■ Task to complete ■
The number of lines holding the string "воинов" is all that is wanted; count them in the records below.

■ The data ■
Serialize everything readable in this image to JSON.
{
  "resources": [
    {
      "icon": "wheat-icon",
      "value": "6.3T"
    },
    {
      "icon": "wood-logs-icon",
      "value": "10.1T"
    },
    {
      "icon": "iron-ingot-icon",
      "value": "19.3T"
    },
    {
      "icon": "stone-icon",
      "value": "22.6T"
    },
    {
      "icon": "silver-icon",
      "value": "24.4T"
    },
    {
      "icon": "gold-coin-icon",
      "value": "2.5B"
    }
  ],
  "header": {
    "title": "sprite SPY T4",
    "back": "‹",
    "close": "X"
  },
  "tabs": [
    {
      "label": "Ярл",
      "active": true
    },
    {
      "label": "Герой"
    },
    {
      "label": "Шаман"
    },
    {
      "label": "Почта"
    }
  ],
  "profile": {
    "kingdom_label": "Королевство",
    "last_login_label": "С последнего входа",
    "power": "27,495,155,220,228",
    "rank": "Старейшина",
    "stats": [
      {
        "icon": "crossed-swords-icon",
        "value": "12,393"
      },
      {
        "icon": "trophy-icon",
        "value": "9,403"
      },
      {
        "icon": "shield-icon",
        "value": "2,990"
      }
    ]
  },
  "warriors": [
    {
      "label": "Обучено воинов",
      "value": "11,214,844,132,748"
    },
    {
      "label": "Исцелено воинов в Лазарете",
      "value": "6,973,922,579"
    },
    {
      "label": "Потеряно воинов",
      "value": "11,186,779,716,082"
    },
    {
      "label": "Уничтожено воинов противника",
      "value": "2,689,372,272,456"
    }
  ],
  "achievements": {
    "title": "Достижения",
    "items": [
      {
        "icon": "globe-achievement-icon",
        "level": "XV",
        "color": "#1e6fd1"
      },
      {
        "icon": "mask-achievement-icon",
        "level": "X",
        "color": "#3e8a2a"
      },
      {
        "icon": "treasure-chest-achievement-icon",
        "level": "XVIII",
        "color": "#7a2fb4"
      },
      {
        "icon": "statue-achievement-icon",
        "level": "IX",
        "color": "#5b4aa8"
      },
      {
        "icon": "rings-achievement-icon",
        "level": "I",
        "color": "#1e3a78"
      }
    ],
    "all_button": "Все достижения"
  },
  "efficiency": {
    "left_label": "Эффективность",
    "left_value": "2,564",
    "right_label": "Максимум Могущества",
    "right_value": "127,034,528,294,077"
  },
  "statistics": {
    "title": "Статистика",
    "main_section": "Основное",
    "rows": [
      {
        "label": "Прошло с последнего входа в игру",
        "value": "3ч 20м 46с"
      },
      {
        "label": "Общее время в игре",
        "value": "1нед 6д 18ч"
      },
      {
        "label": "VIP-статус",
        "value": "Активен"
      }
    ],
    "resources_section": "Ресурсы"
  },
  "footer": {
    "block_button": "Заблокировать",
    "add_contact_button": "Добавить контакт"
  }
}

■ Written solution ■
4